On Tuesday afternoon, Spirit Airlines (NYSE:SAVE) reported excellent results for the fourth quarter of 2018, as a multiyear turnaround effort finally paid off in a big way. Adjusted earnings per share soared 89% to $1.38. This matched the average analyst EPS estimate -- but was nearly twice what analysts had been expecting three months ago.
Spirit Airlines stock has already rallied about 45% in the past six months as the carrier has returned to strong unit revenue growth. Yet Spirit's optimistic first-quarter forecast suggests that the stock has plenty of upside remaining.
A superb quarter
The key highlight of the fourth quarter for Spirit Airlines was that revenue per available seat mile (RASM) soared 11.4%. That result was roughly in line with a guidance update issued in late November (which called for an 11% increase), but it far outpaced management's initial forecast of 6% RASM growth. It also represented a massive acceleration in Spirit's revenue momentum relative to its 5.5% Q3 RASM gain and the 4.6% decline it experienced in the first half of 2018.
This huge jump in RASM more than offset a 7.6% uptick in unit costs, which was driven primarily by higher fuel prices and rising labor costs. As a result, Spirit's adjusted pre-tax margin rose to 14.4% from 11.8% a year earlier.

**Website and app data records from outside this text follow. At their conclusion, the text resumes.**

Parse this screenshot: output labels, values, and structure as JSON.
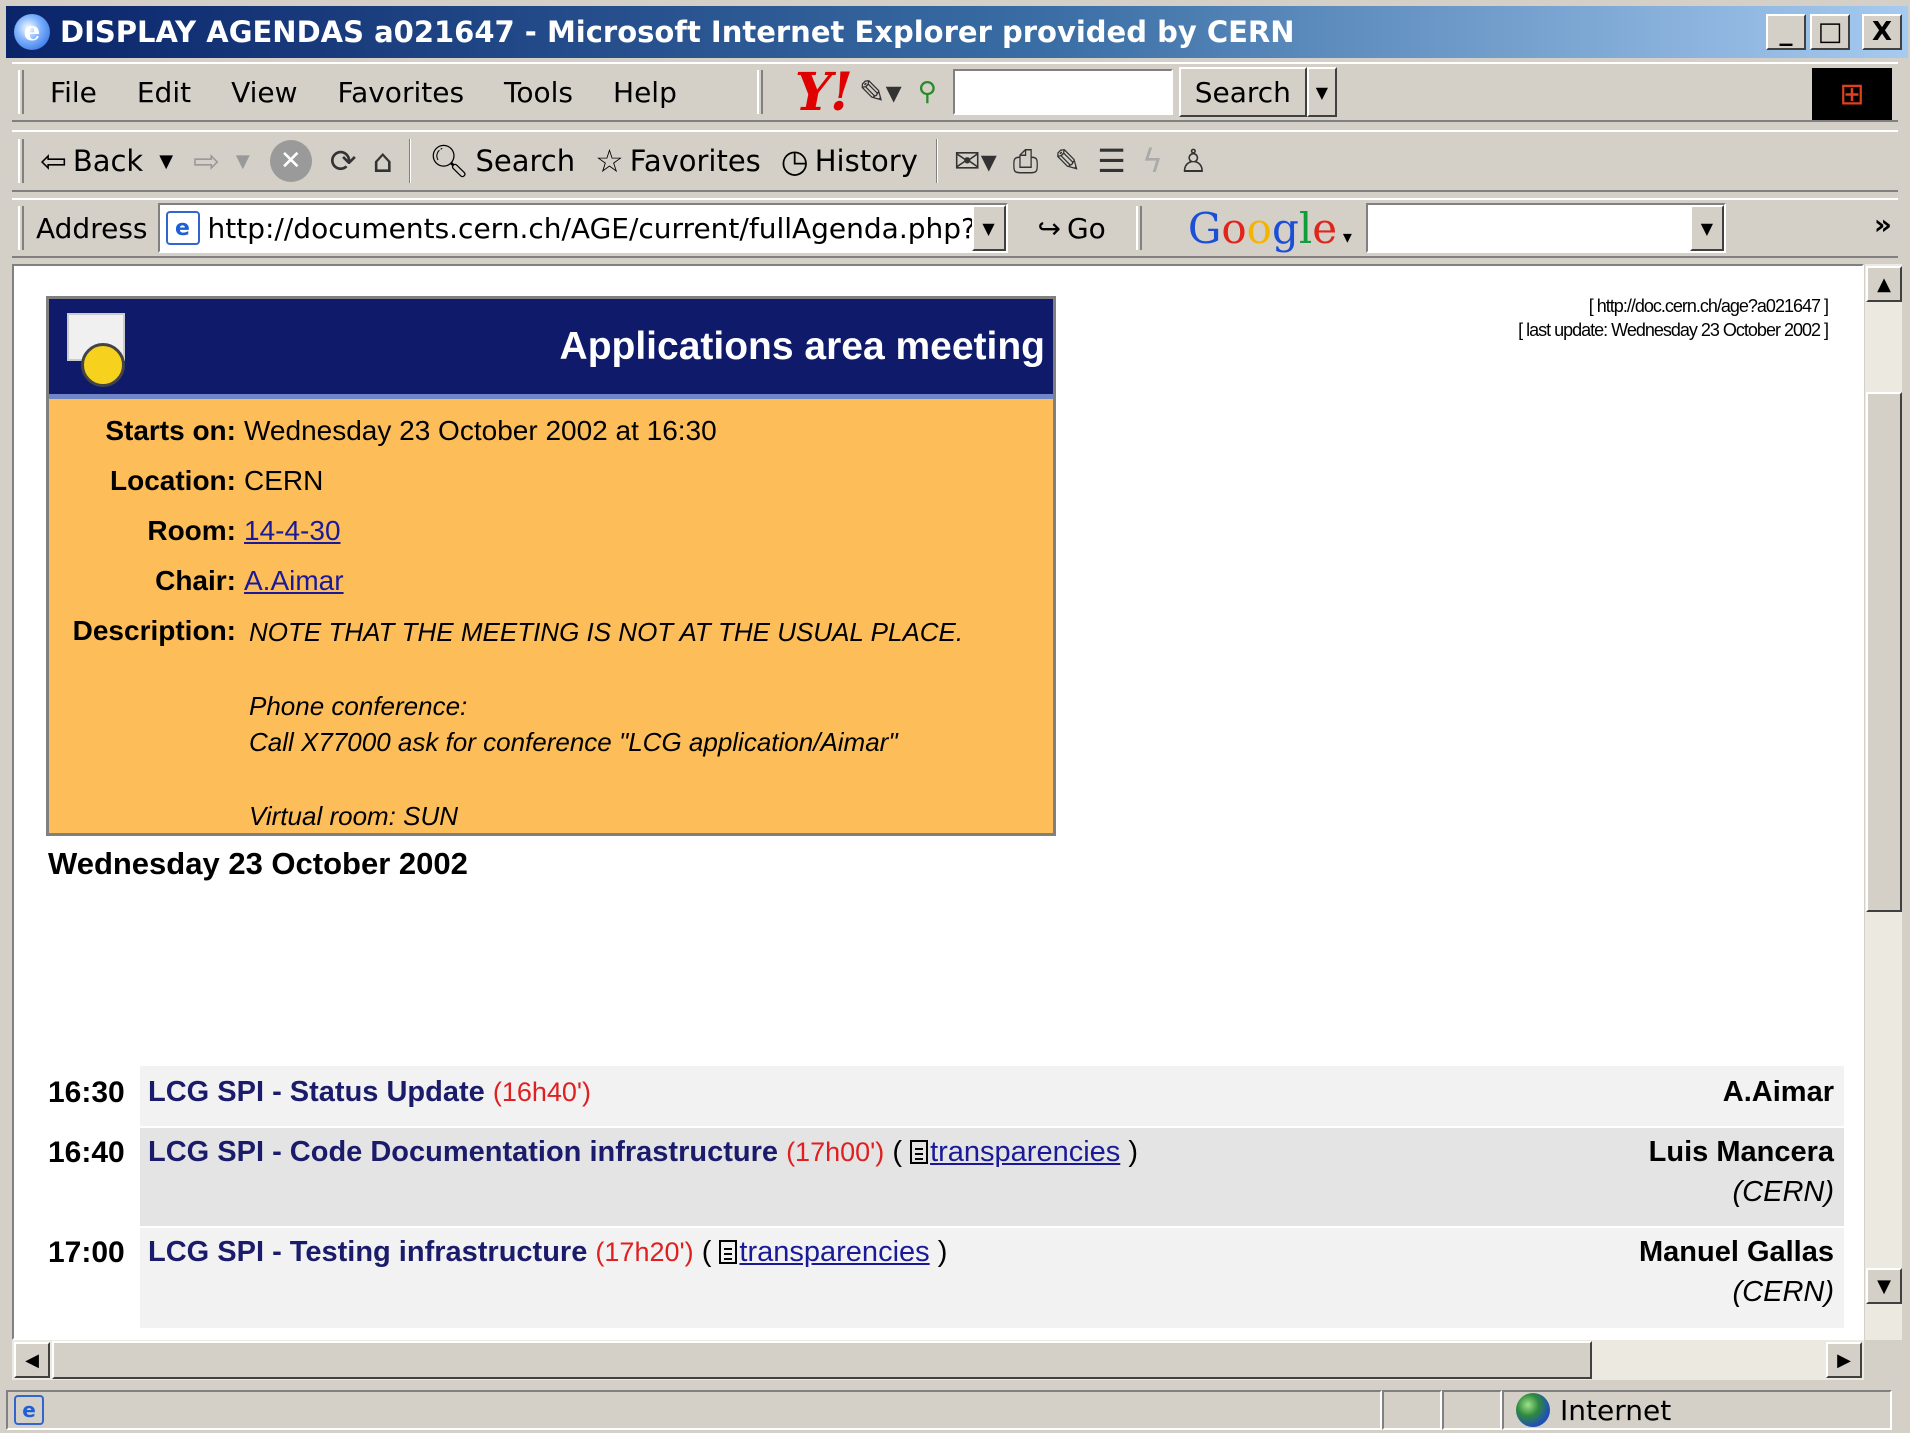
{
  "window": {
    "title": "DISPLAY AGENDAS a021647 - Microsoft Internet Explorer provided by CERN",
    "controls": [
      "_",
      "□",
      "X"
    ]
  },
  "menu": [
    "File",
    "Edit",
    "View",
    "Favorites",
    "Tools",
    "Help"
  ],
  "yahoo": {
    "logo": "Y!",
    "search_label": "Search"
  },
  "nav": {
    "back": "Back",
    "search": "Search",
    "favorites": "Favorites",
    "history": "History"
  },
  "address": {
    "label": "Address",
    "url": "http://documents.cern.ch/AGE/current/fullAgenda.php?ida=",
    "go": "Go",
    "google": "Google",
    "more": "»"
  },
  "agenda": {
    "title": "Applications area meeting",
    "link": "[ http://doc.cern.ch/age?a021647 ]",
    "last_update": "[ last update: Wednesday 23 October 2002 ]",
    "starts_on_label": "Starts on:",
    "starts_on": "Wednesday 23 October 2002 at 16:30",
    "location_label": "Location:",
    "location": "CERN",
    "room_label": "Room:",
    "room": "14-4-30",
    "chair_label": "Chair:",
    "chair": "A.Aimar",
    "description_label": "Description:",
    "description_lines": [
      "NOTE THAT THE MEETING IS NOT AT THE USUAL PLACE.",
      "Phone conference:",
      "Call X77000 ask for conference \"LCG application/Aimar\"",
      "Virtual room: SUN"
    ]
  },
  "day": "Wednesday 23 October 2002",
  "timetable": [
    {
      "time": "16:30",
      "title": "LCG SPI - Status Update",
      "end": "(16h40')",
      "speaker": "A.Aimar"
    },
    {
      "time": "16:40",
      "title": "LCG SPI - Code Documentation infrastructure",
      "end": "(17h00')",
      "material": "transparencies",
      "speaker": "Luis Mancera",
      "affiliation": "(CERN)"
    },
    {
      "time": "17:00",
      "title": "LCG SPI - Testing infrastructure",
      "end": "(17h20')",
      "material": "transparencies",
      "speaker": "Manuel Gallas",
      "affiliation": "(CERN)"
    }
  ],
  "status": {
    "zone": "Internet"
  },
  "colors": {
    "header": "#0f1a6b",
    "agenda_bg": "#fdbd58",
    "title_link": "#1b1b6b",
    "end_time": "#e02020"
  }
}
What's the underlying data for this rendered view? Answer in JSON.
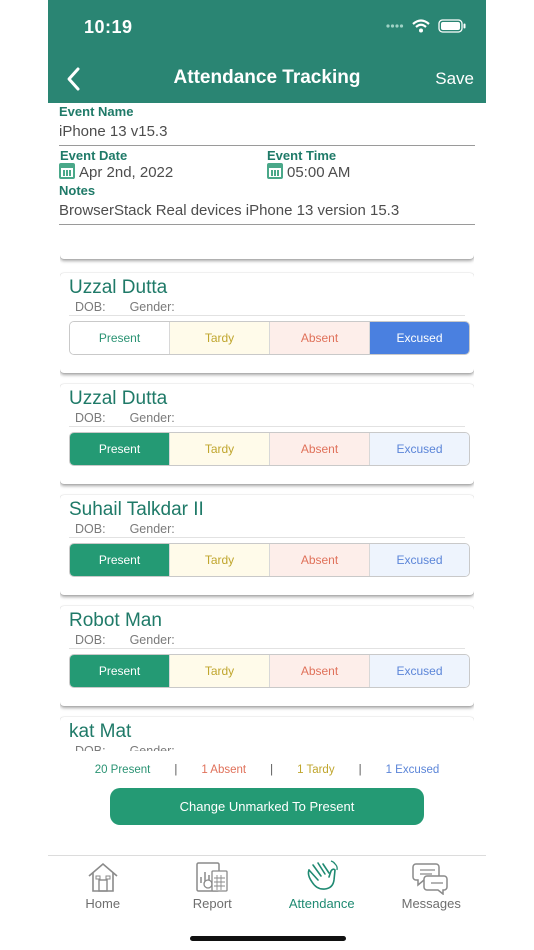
{
  "status": {
    "time": "10:19"
  },
  "nav": {
    "title": "Attendance Tracking",
    "save": "Save"
  },
  "form": {
    "event_name_label": "Event Name",
    "event_name": "iPhone 13 v15.3",
    "event_date_label": "Event Date",
    "event_date": "Apr 2nd, 2022",
    "event_time_label": "Event Time",
    "event_time": "05:00 AM",
    "notes_label": "Notes",
    "notes": "BrowserStack Real devices iPhone 13 version 15.3"
  },
  "options": {
    "present": "Present",
    "tardy": "Tardy",
    "absent": "Absent",
    "excused": "Excused"
  },
  "dob_label": "DOB:",
  "gender_label": "Gender:",
  "students": [
    {
      "name": "Uzzal Dutta",
      "status": "excused"
    },
    {
      "name": "Uzzal Dutta",
      "status": "present"
    },
    {
      "name": "Suhail Talkdar II",
      "status": "present"
    },
    {
      "name": "Robot Man",
      "status": "present"
    },
    {
      "name": "kat Mat",
      "status": ""
    }
  ],
  "summary": {
    "present": "20 Present",
    "absent": "1 Absent",
    "tardy": "1 Tardy",
    "excused": "1 Excused",
    "separator": "|"
  },
  "cta": "Change Unmarked To Present",
  "tabs": [
    {
      "label": "Home",
      "icon": "home-icon"
    },
    {
      "label": "Report",
      "icon": "report-icon"
    },
    {
      "label": "Attendance",
      "icon": "attendance-icon",
      "active": true
    },
    {
      "label": "Messages",
      "icon": "messages-icon"
    }
  ],
  "colors": {
    "brand": "#2a8573",
    "present": "#249a74",
    "tardy": "#c0a62e",
    "absent": "#e0715a",
    "excused": "#4a80e0"
  }
}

Additionally, the combination of Spirit's expansion and its stellar unit revenue growth caused total revenue to surge nearly 30% to $863 million. A lower tax rate (related to tax reform) also contributed to Spirit's phenomenal 89% adjusted EPS growth last quarter.
The Q1 outlook is strong
Looking ahead to the first quarter, Spirit Airlines expects RASM to rise approximately 5%. Based on Spirit's plan to increase capacity 16.5% this quarter, that would boost revenue 22% year over year to around $861 million, nearly $15 million ahead of the current analyst consensus.
Meanwhile, Spirit Airlines will face less cost pressure in Q1 than it did last quarter. In fact, management expects Spirit's average fuel price to decline to $2.06 per gallon this quarter from $2.15 per gallon in the prior-year period. That will offset most of the carrier's projected 2% to 3% increase in adjusted nonfuel unit costs.
Taking all aspects of the forecast together, Spirit's guidance implies adjusted EPS of roughly $0.85 to $0.95 this quarter. (That said, it's still too early in the quarter to be sure that EPS will reach this range.) This projection is roughly in line with analysts' estimates, but would be approximately double the $0.44 Spirit Airlines earned in the first quarter of 2018.
The rest of the year should be even better
While Spirit is on track to have a very solid first quarter, the outlook for the rest of 2019 is even stronger.
First, the timing of Easter and Passover will weigh on the carrier's RASM growth this quarter. JetBlue Airways -- which has the most similar route network to Spirit Airlines among the major airlines -- expects the calendar shift to reduce its unit revenue growth by about 2 percentage points in the first quarter. This implies that Spirit's underlying RASM growth rate is closer to 7% right now. The Easter shift will have a corresponding RASM benefit in Q2.
Second, Spirit Airlines' expected 16.5% capacity growth rate for the first quarter is higher than its 15% planned growth rate for the full year. Capacity growth tends to depress unit revenue, so slower expansion after Q1 should lead to even better RASM results.
Third, Spirit expects nonfuel unit cost growth to be slower in the last three quarters of 2019 than in the current quarter. Similarly, fuel cost declines could be greater, as Spirit Airlines' average fuel price in Q1 2018 was $0.13 lower than its full-year average fuel price.
Between fewer unit revenue headwinds and better cost trends after Q1, Spirit Airlines' margin expansion could accelerate in the last three quarters of 2019.
Spirit Airlines stock has room to run
In after-hours trading on Tuesday, Spirit Airlines stock sagged. Presumably that's because Spirit's fourth-quarter results and earnings outlook only met expectations, and investors were hoping for a beat in light of the stock's massive rally over the past six months.
However, Spirit Airlines stock trades for less than 10 times analysts' 2019 earnings estimates. Furthermore, those estimates may be too low, given that Spirit is well positioned for even faster earnings growth beginning in the second quarter. The company also ended 2018 with $1.1 billion of cash and equivalents, giving it ample firepower to implement a substantial share buyback program this year.
Between its strong profitability and earnings momentum, massive growth prospects, and rock-bottom valuation, Spirit Airlines looks like a steal. Any short-term pullback in the stock would be a great time for long-term investors to jump in.
Adam Levine-Weinberg owns shares of JetBlue Airways and Spirit Airlines. The Motley Fool owns shares of Spirit Airlines. The Motley Fool recommends JetBlue Airways. The Motley Fool has a disclosure policy.